» **Task details**: All of the data below should be written out again exactly.

» **Given entries**:
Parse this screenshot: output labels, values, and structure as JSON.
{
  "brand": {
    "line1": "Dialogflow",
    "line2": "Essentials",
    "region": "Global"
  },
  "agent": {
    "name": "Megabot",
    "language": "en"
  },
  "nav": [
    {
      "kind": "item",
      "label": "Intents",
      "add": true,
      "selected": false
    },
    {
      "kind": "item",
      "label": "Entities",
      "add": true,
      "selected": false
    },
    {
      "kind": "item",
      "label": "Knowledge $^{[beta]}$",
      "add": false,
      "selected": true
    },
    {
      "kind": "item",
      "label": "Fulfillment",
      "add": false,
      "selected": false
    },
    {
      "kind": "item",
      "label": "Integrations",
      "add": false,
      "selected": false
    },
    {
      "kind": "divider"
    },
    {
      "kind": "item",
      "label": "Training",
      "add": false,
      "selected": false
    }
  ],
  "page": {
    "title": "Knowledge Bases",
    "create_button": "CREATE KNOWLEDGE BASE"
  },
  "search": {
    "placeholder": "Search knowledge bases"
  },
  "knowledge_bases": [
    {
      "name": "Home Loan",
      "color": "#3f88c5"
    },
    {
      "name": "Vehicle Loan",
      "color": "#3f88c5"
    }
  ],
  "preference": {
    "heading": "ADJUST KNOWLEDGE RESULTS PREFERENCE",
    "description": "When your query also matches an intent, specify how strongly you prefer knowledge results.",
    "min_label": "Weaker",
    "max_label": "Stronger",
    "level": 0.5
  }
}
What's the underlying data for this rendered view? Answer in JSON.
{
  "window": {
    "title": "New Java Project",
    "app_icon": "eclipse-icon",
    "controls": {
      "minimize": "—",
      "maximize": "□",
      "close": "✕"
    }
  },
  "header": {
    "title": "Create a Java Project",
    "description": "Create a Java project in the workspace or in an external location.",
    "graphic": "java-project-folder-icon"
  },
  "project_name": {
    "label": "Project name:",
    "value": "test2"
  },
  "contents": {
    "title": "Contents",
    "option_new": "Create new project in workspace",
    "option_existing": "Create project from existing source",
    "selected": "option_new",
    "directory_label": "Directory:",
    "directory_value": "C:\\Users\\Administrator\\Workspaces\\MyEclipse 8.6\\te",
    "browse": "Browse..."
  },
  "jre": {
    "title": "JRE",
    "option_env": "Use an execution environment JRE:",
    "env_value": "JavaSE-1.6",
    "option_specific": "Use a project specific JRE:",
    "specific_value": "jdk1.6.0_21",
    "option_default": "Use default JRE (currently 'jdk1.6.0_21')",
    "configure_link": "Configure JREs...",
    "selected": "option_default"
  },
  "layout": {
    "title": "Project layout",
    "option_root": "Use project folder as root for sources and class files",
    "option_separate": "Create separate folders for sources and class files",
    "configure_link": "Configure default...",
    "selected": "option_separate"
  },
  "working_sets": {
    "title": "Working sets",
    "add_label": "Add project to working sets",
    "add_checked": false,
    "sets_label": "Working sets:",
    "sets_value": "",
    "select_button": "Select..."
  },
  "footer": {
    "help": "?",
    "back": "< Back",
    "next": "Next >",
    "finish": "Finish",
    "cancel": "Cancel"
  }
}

» **Problem solution**:
Parse this screenshot: output labels, values, and structure as JSON.
{
  "brand": {
    "line1": "Dialogflow",
    "line2": "Essentials",
    "region": "Global"
  },
  "agent": {
    "name": "Megabot",
    "language": "en"
  },
  "nav": [
    {
      "kind": "item",
      "label": "Intents",
      "add": true,
      "selected": false
    },
    {
      "kind": "item",
      "label": "Entities",
      "add": true,
      "selected": false
    },
    {
      "kind": "item",
      "label": "Knowledge $^{[beta]}$",
      "add": false,
      "selected": true
    },
    {
      "kind": "item",
      "label": "Fulfillment",
      "add": false,
      "selected": false
    },
    {
      "kind": "item",
      "label": "Integrations",
      "add": false,
      "selected": false
    },
    {
      "kind": "divider"
    },
    {
      "kind": "item",
      "label": "Training",
      "add": false,
      "selected": false
    }
  ],
  "page": {
    "title": "Knowledge Bases",
    "create_button": "CREATE KNOWLEDGE BASE"
  },
  "search": {
    "placeholder": "Search knowledge bases"
  },
  "knowledge_bases": [
    {
      "name": "Home Loan",
      "color": "#3f88c5"
    },
    {
      "name": "Vehicle Loan",
      "color": "#3f88c5"
    }
  ],
  "preference": {
    "heading": "ADJUST KNOWLEDGE RESULTS PREFERENCE",
    "description": "When your query also matches an intent, specify how strongly you prefer knowledge results.",
    "min_label": "Weaker",
    "max_label": "Stronger",
    "level": 0.5
  }
}
What's the underlying data for this rendered view? Answer in JSON.
{
  "window": {
    "title": "New Java Project",
    "app_icon": "eclipse-icon",
    "controls": {
      "minimize": "—",
      "maximize": "□",
      "close": "✕"
    }
  },
  "header": {
    "title": "Create a Java Project",
    "description": "Create a Java project in the workspace or in an external location.",
    "graphic": "java-project-folder-icon"
  },
  "project_name": {
    "label": "Project name:",
    "value": "test2"
  },
  "contents": {
    "title": "Contents",
    "option_new": "Create new project in workspace",
    "option_existing": "Create project from existing source",
    "selected": "option_new",
    "directory_label": "Directory:",
    "directory_value": "C:\\Users\\Administrator\\Workspaces\\MyEclipse 8.6\\te",
    "browse": "Browse..."
  },
  "jre": {
    "title": "JRE",
    "option_env": "Use an execution environment JRE:",
    "env_value": "JavaSE-1.6",
    "option_specific": "Use a project specific JRE:",
    "specific_value": "jdk1.6.0_21",
    "option_default": "Use default JRE (currently 'jdk1.6.0_21')",
    "configure_link": "Configure JREs...",
    "selected": "option_default"
  },
  "layout": {
    "title": "Project layout",
    "option_root": "Use project folder as root for sources and class files",
    "option_separate": "Create separate folders for sources and class files",
    "configure_link": "Configure default...",
    "selected": "option_separate"
  },
  "working_sets": {
    "title": "Working sets",
    "add_label": "Add project to working sets",
    "add_checked": false,
    "sets_label": "Working sets:",
    "sets_value": "",
    "select_button": "Select..."
  },
  "footer": {
    "help": "?",
    "back": "< Back",
    "next": "Next >",
    "finish": "Finish",
    "cancel": "Cancel"
  }
}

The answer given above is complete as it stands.